■ WHAT NEEDS TO BE DONE ■
Looking through the data below, work out how many lines have the word "demo". Reply with that number only.

Web page and app entries:
▬▬▬▬▬▬

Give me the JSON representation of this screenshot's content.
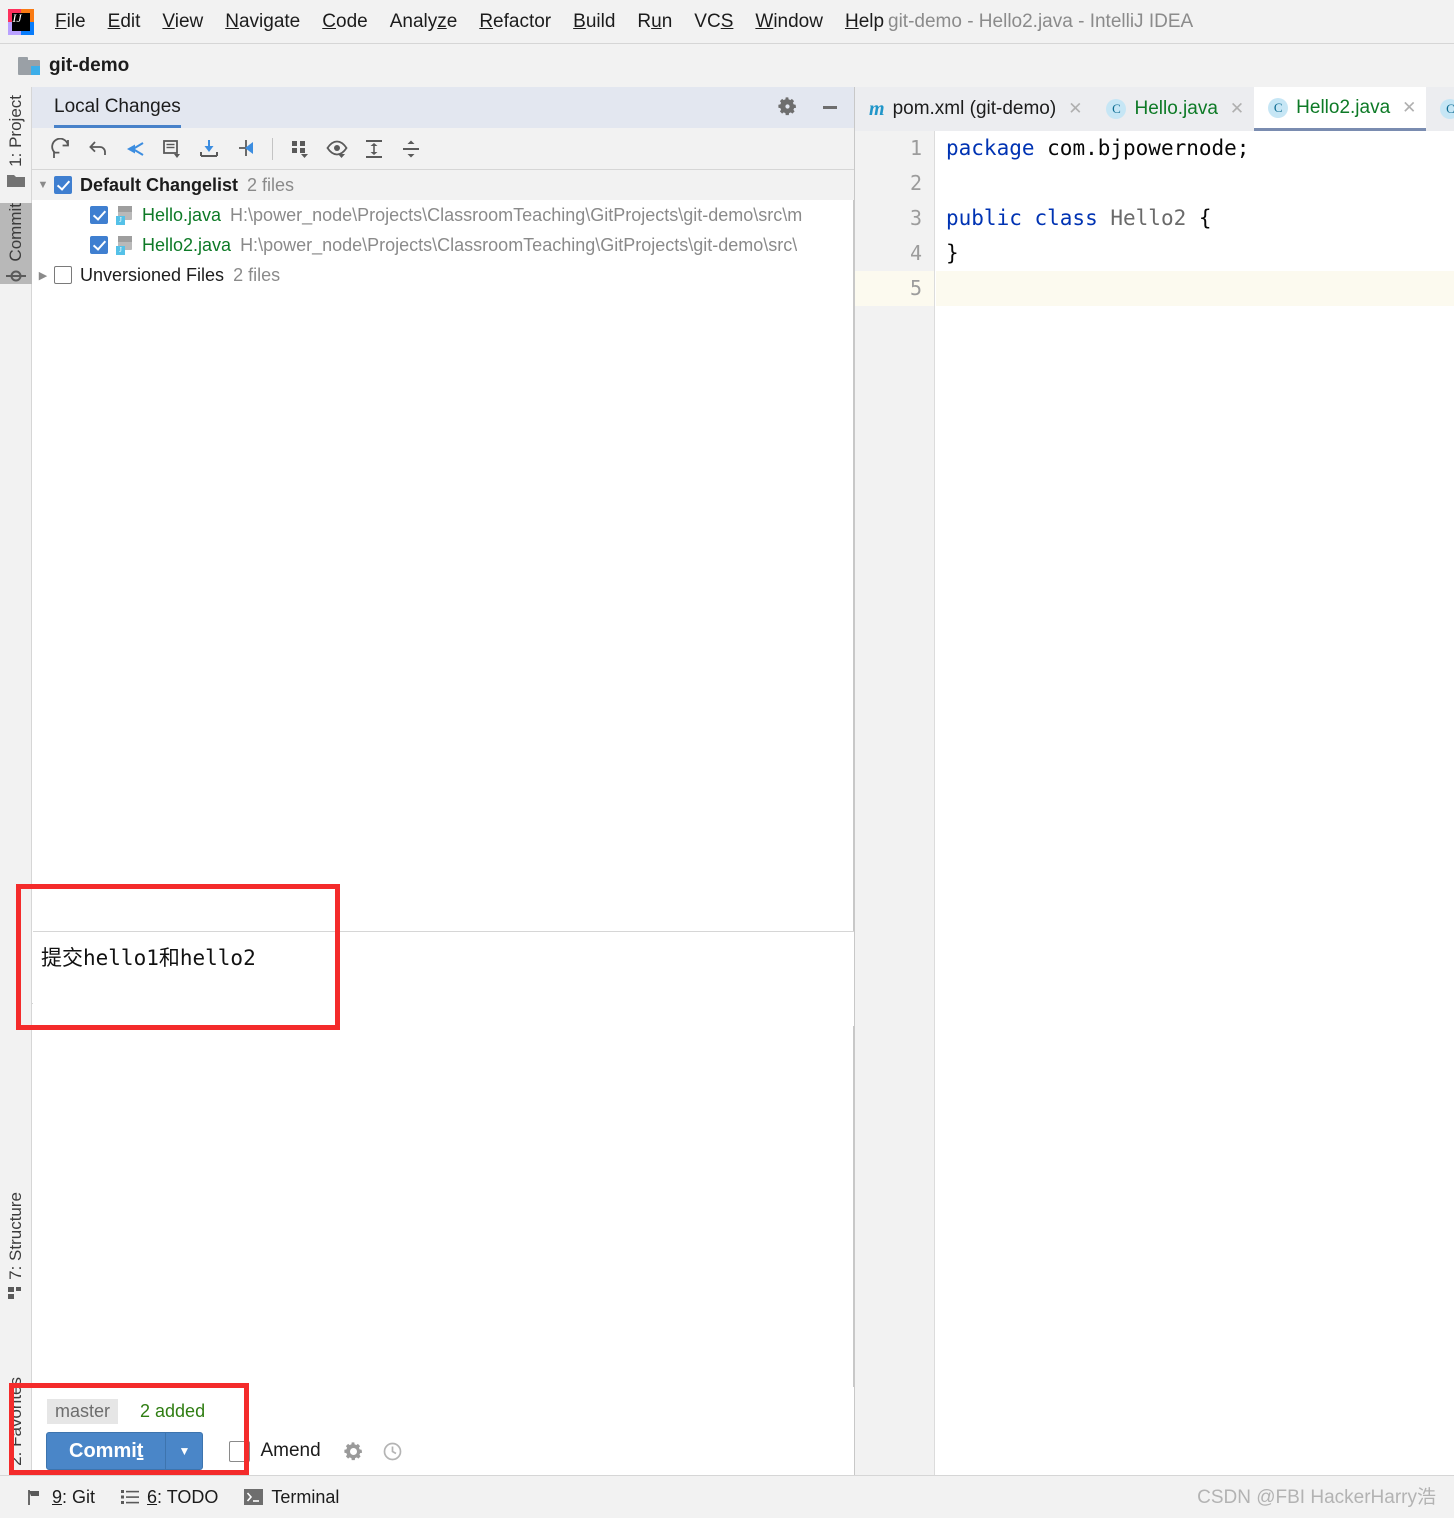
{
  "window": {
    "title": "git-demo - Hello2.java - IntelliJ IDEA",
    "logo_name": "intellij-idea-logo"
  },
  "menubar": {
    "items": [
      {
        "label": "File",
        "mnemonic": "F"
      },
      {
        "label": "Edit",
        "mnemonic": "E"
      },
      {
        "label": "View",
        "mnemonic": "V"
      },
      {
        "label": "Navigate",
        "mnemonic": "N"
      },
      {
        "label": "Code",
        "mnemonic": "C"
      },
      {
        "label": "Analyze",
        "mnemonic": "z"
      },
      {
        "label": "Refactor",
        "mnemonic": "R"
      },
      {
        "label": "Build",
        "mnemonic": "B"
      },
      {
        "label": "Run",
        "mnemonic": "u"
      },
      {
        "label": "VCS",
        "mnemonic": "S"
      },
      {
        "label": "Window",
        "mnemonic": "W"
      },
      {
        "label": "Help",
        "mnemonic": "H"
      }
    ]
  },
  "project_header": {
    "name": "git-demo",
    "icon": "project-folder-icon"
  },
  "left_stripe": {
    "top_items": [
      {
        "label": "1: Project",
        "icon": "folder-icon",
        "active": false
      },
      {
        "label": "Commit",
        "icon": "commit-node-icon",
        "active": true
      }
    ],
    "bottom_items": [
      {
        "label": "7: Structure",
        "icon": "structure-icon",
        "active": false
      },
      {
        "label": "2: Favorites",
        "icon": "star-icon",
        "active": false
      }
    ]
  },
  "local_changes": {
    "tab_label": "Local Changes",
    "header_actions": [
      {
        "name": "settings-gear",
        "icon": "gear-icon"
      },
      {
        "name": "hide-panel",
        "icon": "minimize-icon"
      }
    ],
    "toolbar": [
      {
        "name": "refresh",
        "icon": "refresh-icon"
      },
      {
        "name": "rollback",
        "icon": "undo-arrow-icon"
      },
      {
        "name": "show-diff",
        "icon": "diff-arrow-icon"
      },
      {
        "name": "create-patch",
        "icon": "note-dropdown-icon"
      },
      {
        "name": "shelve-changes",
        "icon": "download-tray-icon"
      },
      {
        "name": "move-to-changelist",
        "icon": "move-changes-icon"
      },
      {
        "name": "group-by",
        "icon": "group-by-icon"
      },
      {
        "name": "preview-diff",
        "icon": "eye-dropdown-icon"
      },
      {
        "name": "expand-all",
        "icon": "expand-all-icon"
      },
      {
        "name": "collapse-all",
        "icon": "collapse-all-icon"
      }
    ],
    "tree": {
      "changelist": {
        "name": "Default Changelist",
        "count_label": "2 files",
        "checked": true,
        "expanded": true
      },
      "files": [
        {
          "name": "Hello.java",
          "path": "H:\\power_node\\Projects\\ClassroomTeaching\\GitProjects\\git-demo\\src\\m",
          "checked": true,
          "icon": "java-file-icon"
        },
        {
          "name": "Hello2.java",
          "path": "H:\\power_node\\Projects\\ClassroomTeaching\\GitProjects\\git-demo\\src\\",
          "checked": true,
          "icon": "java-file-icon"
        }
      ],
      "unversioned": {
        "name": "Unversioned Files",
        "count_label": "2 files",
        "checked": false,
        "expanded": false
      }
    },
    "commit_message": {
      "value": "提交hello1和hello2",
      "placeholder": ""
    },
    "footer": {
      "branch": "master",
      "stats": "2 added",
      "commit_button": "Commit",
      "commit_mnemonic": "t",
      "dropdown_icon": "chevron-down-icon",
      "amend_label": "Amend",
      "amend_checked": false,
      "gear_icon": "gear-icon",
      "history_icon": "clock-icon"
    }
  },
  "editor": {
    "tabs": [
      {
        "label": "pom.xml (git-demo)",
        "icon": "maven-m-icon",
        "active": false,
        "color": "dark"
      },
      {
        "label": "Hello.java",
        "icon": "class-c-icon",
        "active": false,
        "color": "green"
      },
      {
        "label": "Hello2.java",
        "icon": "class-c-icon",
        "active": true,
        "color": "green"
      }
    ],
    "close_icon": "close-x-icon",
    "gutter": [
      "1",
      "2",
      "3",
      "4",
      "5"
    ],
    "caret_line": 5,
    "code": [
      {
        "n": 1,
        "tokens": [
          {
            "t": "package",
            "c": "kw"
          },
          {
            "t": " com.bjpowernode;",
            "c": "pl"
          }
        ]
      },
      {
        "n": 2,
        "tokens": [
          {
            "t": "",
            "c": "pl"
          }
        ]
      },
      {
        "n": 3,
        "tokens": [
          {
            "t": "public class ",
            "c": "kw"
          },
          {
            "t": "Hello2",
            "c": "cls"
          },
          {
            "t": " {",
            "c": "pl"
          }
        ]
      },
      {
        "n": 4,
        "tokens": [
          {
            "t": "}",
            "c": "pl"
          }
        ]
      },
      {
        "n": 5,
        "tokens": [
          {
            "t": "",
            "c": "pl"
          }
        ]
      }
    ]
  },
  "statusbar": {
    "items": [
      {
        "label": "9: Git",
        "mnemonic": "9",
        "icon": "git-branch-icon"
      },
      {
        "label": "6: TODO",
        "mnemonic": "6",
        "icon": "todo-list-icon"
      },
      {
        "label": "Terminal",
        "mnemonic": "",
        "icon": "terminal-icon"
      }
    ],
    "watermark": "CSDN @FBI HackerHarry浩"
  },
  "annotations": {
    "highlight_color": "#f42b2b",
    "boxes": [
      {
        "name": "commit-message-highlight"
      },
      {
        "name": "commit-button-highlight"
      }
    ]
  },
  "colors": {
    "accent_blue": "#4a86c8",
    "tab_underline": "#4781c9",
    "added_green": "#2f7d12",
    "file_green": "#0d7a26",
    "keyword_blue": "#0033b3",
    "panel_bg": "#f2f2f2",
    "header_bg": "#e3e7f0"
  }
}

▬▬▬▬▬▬

■ RESULT ■
5